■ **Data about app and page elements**
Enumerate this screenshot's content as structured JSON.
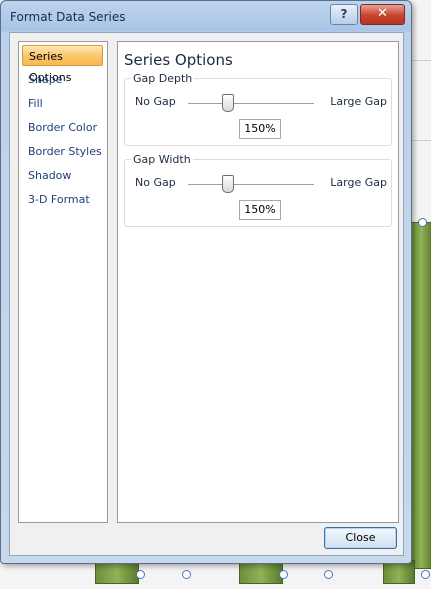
{
  "window": {
    "title": "Format Data Series",
    "help_label": "?",
    "close_label": "✕"
  },
  "sidebar": {
    "items": [
      {
        "label": "Series Options",
        "selected": true
      },
      {
        "label": "Shape",
        "selected": false
      },
      {
        "label": "Fill",
        "selected": false
      },
      {
        "label": "Border Color",
        "selected": false
      },
      {
        "label": "Border Styles",
        "selected": false
      },
      {
        "label": "Shadow",
        "selected": false
      },
      {
        "label": "3-D Format",
        "selected": false
      }
    ]
  },
  "panel": {
    "title": "Series Options",
    "gap_depth": {
      "label": "Gap Depth",
      "left_label": "No Gap",
      "right_label": "Large Gap",
      "value": "150%"
    },
    "gap_width": {
      "label": "Gap Width",
      "left_label": "No Gap",
      "right_label": "Large Gap",
      "value": "150%"
    }
  },
  "footer": {
    "close_button": "Close"
  },
  "colors": {
    "selected_item": "#f9c66a",
    "nav_text": "#1e3f7a",
    "chart_bar": "#6e8f3b",
    "close_x": "#c9442f"
  }
}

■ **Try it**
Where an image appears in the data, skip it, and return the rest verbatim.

■ **Your response**
Enumerate this screenshot's content as structured JSON.
{
  "window": {
    "title": "Format Data Series",
    "help_label": "?",
    "close_label": "✕"
  },
  "sidebar": {
    "items": [
      {
        "label": "Series Options",
        "selected": true
      },
      {
        "label": "Shape",
        "selected": false
      },
      {
        "label": "Fill",
        "selected": false
      },
      {
        "label": "Border Color",
        "selected": false
      },
      {
        "label": "Border Styles",
        "selected": false
      },
      {
        "label": "Shadow",
        "selected": false
      },
      {
        "label": "3-D Format",
        "selected": false
      }
    ]
  },
  "panel": {
    "title": "Series Options",
    "gap_depth": {
      "label": "Gap Depth",
      "left_label": "No Gap",
      "right_label": "Large Gap",
      "value": "150%"
    },
    "gap_width": {
      "label": "Gap Width",
      "left_label": "No Gap",
      "right_label": "Large Gap",
      "value": "150%"
    }
  },
  "footer": {
    "close_button": "Close"
  },
  "colors": {
    "selected_item": "#f9c66a",
    "nav_text": "#1e3f7a",
    "chart_bar": "#6e8f3b",
    "close_x": "#c9442f"
  }
}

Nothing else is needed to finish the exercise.